“Thank you very much, Professor Brutsaert, for your kind citation. I feel honored and know full well that I am standing here thanks to many people.

“My academic advisors have all been inspirational. As an undergraduate at Griffith University in Australia, Calvin Rose and Bill Hogarth were the first to expose me to the wonderful world of applied math research. My master’s advisor at Cornell, Tammo Steenhuis, gave me the opportunity to learn about field experimentation when we studied preferential water movement in the hills surrounding Ithaca with Dennis Timlin. My Ph.D. research with Wilfried Brutsaert on regional-scale fluxes over the Landes Forest in France brought more field experimentation opportunities. Our work on the structure of the atmospheric boundary layer has led to much of what I have done since with my students and colleagues at the University of California, Davis and Johns Hopkins University.

“I was delighted to be able to join the U.C. Davis hydrology program where Don Nielsen and Jan Hopmans have created an outstanding center for research and teaching. I am indebted to all my Davis faculty colleagues, too many to mention here, and sabbatical visitors Han Stricker, Marcos Folegatti, and Gerard Kiely, for exposing me to exciting new areas in hydrology and environmental fluids. It has been the greatest delight and thrill working with my Ph.D. students at Davis. My first Ph.D. student, Gabriel Katul, who is now at Duke University, opened up the world of wavelets in the study of land-atmosphere interaction and turbulent intermittency. Bill Eichinger, who is at the University of Iowa now, left nuclear physics and brought lidar to study ocean-atmosphere interaction and cloud formation. Teresa Ortenburger also used lidar in her studies of sea breeze formation. John Albertson, now at the University of Virginia, developed a large eddy simulation (LES) code for atmospheric boundary layer research and carried out the most free convective turbulence measurements ever at Owen’s Valley with Scott Tyler of Desert Research Institute/Reno. Jozsef Szilagyi, now at the University of Nebraska, developed the first of a new generation of distributed watershed models. Here in Baltimore, with Tony Cahill, we are pursuing coupled heat and water subsurface transport, and with Fernando Porte, and Charles Meneveau we are looking at LES subgrid scale flux formulations.

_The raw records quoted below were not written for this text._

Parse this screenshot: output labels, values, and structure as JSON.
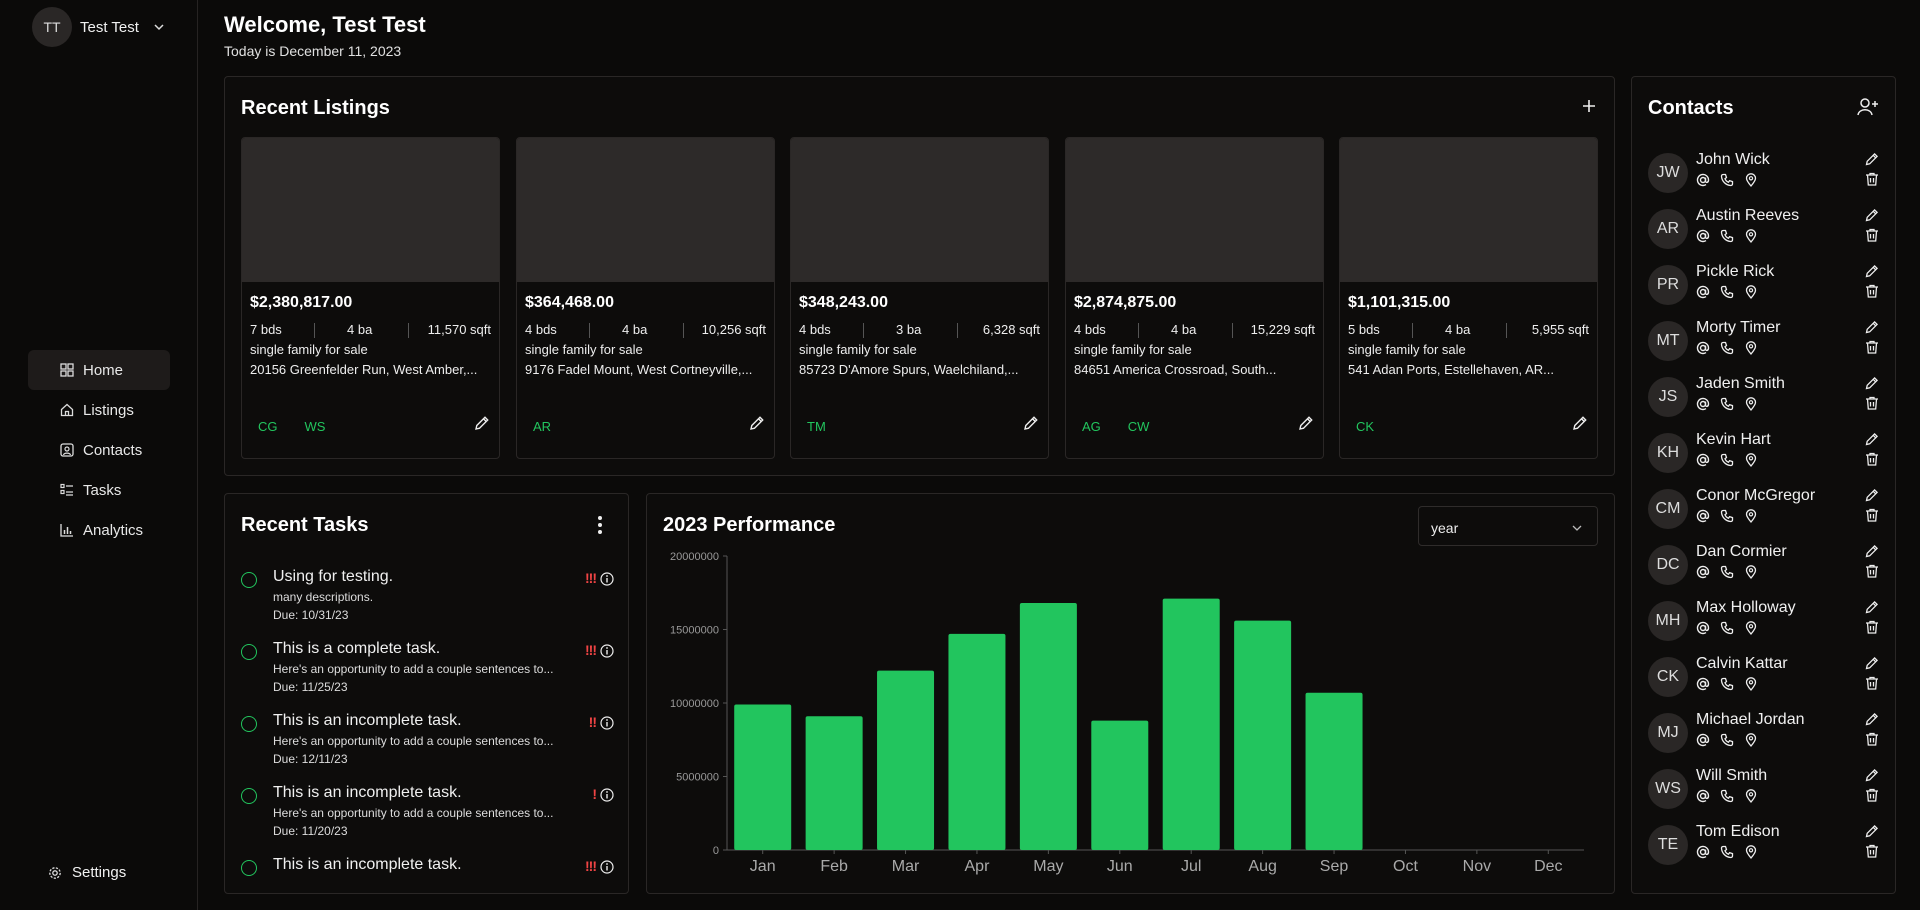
{
  "user": {
    "initials": "TT",
    "name": "Test Test"
  },
  "nav": [
    {
      "label": "Home",
      "icon": "home-grid-icon",
      "active": true
    },
    {
      "label": "Listings",
      "icon": "house-icon"
    },
    {
      "label": "Contacts",
      "icon": "contact-card-icon"
    },
    {
      "label": "Tasks",
      "icon": "list-check-icon"
    },
    {
      "label": "Analytics",
      "icon": "bar-chart-icon"
    }
  ],
  "settings_label": "Settings",
  "header": {
    "welcome": "Welcome, Test Test",
    "today": "Today is December 11, 2023"
  },
  "listings": {
    "title": "Recent Listings",
    "items": [
      {
        "price": "$2,380,817.00",
        "bds": "7 bds",
        "ba": "4 ba",
        "sqft": "11,570 sqft",
        "type": "single family for sale",
        "address": "20156 Greenfelder Run, West Amber,...",
        "agents": [
          "CG",
          "WS"
        ]
      },
      {
        "price": "$364,468.00",
        "bds": "4 bds",
        "ba": "4 ba",
        "sqft": "10,256 sqft",
        "type": "single family for sale",
        "address": "9176 Fadel Mount, West Cortneyville,...",
        "agents": [
          "AR"
        ]
      },
      {
        "price": "$348,243.00",
        "bds": "4 bds",
        "ba": "3 ba",
        "sqft": "6,328 sqft",
        "type": "single family for sale",
        "address": "85723 D'Amore Spurs, Waelchiland,...",
        "agents": [
          "TM"
        ]
      },
      {
        "price": "$2,874,875.00",
        "bds": "4 bds",
        "ba": "4 ba",
        "sqft": "15,229 sqft",
        "type": "single family for sale",
        "address": "84651 America Crossroad, South...",
        "agents": [
          "AG",
          "CW"
        ]
      },
      {
        "price": "$1,101,315.00",
        "bds": "5 bds",
        "ba": "4 ba",
        "sqft": "5,955 sqft",
        "type": "single family for sale",
        "address": "541 Adan Ports, Estellehaven, AR...",
        "agents": [
          "CK"
        ]
      }
    ]
  },
  "tasks": {
    "title": "Recent Tasks",
    "items": [
      {
        "title": "Using for testing.",
        "desc": "many descriptions.",
        "due": "Due: 10/31/23",
        "priority": "!!!"
      },
      {
        "title": "This is a complete task.",
        "desc": "Here's an opportunity to add a couple sentences to...",
        "due": "Due: 11/25/23",
        "priority": "!!!"
      },
      {
        "title": "This is an incomplete task.",
        "desc": "Here's an opportunity to add a couple sentences to...",
        "due": "Due: 12/11/23",
        "priority": "!!"
      },
      {
        "title": "This is an incomplete task.",
        "desc": "Here's an opportunity to add a couple sentences to...",
        "due": "Due: 11/20/23",
        "priority": "!"
      },
      {
        "title": "This is an incomplete task.",
        "desc": "",
        "due": "",
        "priority": "!!!"
      }
    ]
  },
  "performance": {
    "title": "2023 Performance",
    "select_value": "year",
    "chart_data": {
      "type": "bar",
      "categories": [
        "Jan",
        "Feb",
        "Mar",
        "Apr",
        "May",
        "Jun",
        "Jul",
        "Aug",
        "Sep",
        "Oct",
        "Nov",
        "Dec"
      ],
      "values": [
        9900000,
        9100000,
        12200000,
        14700000,
        16800000,
        8800000,
        17100000,
        15600000,
        10700000,
        0,
        0,
        0
      ],
      "ylim": [
        0,
        20000000
      ],
      "yticks": [
        "0",
        "5000000",
        "10000000",
        "15000000",
        "20000000"
      ],
      "bar_color": "#22c55e",
      "grid": false
    }
  },
  "contacts": {
    "title": "Contacts",
    "items": [
      {
        "initials": "JW",
        "name": "John Wick"
      },
      {
        "initials": "AR",
        "name": "Austin Reeves"
      },
      {
        "initials": "PR",
        "name": "Pickle Rick"
      },
      {
        "initials": "MT",
        "name": "Morty Timer"
      },
      {
        "initials": "JS",
        "name": "Jaden Smith"
      },
      {
        "initials": "KH",
        "name": "Kevin Hart"
      },
      {
        "initials": "CM",
        "name": "Conor McGregor"
      },
      {
        "initials": "DC",
        "name": "Dan Cormier"
      },
      {
        "initials": "MH",
        "name": "Max Holloway"
      },
      {
        "initials": "CK",
        "name": "Calvin Kattar"
      },
      {
        "initials": "MJ",
        "name": "Michael Jordan"
      },
      {
        "initials": "WS",
        "name": "Will Smith"
      },
      {
        "initials": "TE",
        "name": "Tom Edison"
      }
    ]
  },
  "colors": {
    "accent": "#22c55e",
    "priority": "#ef4444",
    "background": "#0b0a09",
    "card_image": "#2d2a29"
  }
}
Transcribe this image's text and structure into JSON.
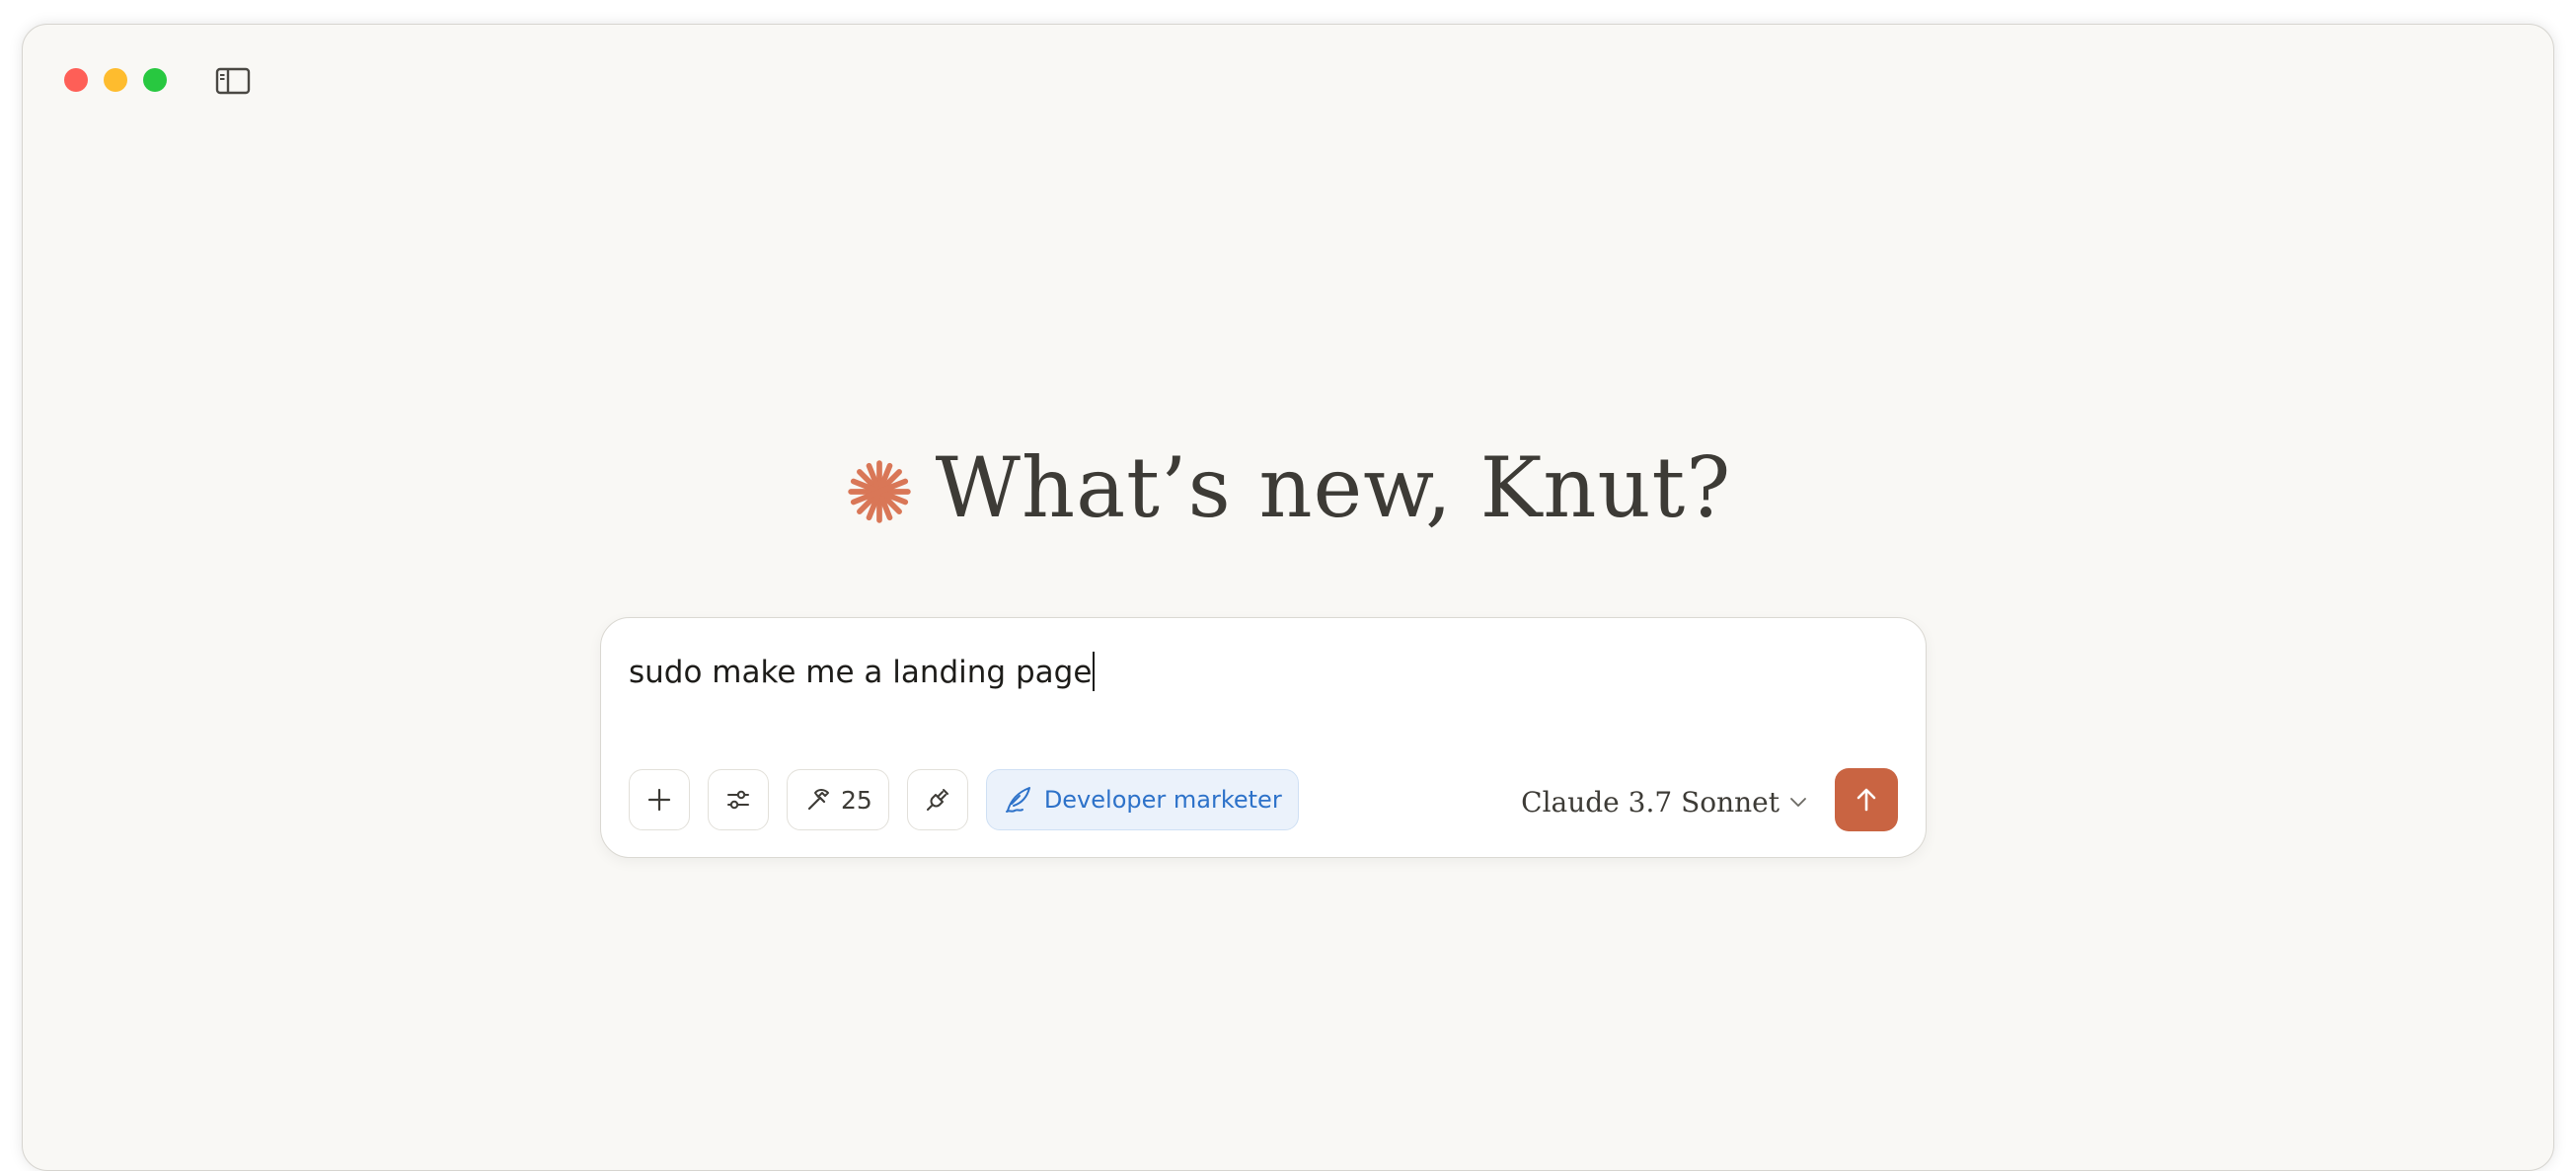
{
  "window": {
    "controls": [
      "close",
      "minimize",
      "zoom"
    ]
  },
  "header": {
    "sidebar_toggle_icon": "sidebar-icon"
  },
  "greeting": {
    "title": "What’s new, Knut?",
    "icon": "claude-star-icon",
    "icon_color": "#d97757"
  },
  "composer": {
    "input_value": "sudo make me a landing page",
    "toolbar": {
      "add_icon": "plus-icon",
      "settings_icon": "sliders-icon",
      "tools_icon": "hammer-icon",
      "tools_count": "25",
      "integrations_icon": "plug-icon",
      "style_icon": "quill-icon",
      "style_label": "Developer marketer",
      "style_color": "#2d72c9"
    },
    "model": {
      "label": "Claude 3.7 Sonnet",
      "icon": "chevron-down-icon"
    },
    "send": {
      "icon": "arrow-up-icon",
      "color": "#c96442"
    }
  }
}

“I was fortunate also to meet Rick Katz from NCAR, who was on sabbatical at Davis in 1990 and with whom I have worked with ever since. Working with Rick has opened up the rich world of statistics and brought a new perspective to much of what we do in hydrology. The team spirit and enthusiasm among my students and colleagues has created a special spark and learning environment that has enabled us to tackle a wide array of problems.

“Last year, I was pleased to join the Department of Geography and Environmental Engineering at Johns Hopkins University. This department, founded by Abel Wolman and built up by Reds Wolman and Charlie O’Melia, has long offered a unique integrated perspective in the environmental engineering arena. My faculty colleagues at Hopkins, too many to name, have been wonderful.

“Most important, I wish to acknowledge my family. Life has been especially wonderful thanks to the love and support of my wife, Mary, who is always enthusiastic and positive through a sometimes hectic lifestyle. Our two young sons, Brendan and Luc, bring perspective and joy to our lives. I thank my parents and sisters, who made me into who I am. One special aspect of living close to my folks at Cornell is being able to continue to work on flow in porous media with my father, Jean-Yves Parlange.

“Thanks again to the Macelwane Medal committee for their confidence and to the American Geophysical Union.”

—MARC B. PARLANGE, Johns Hopkins University, Baltimore, Md.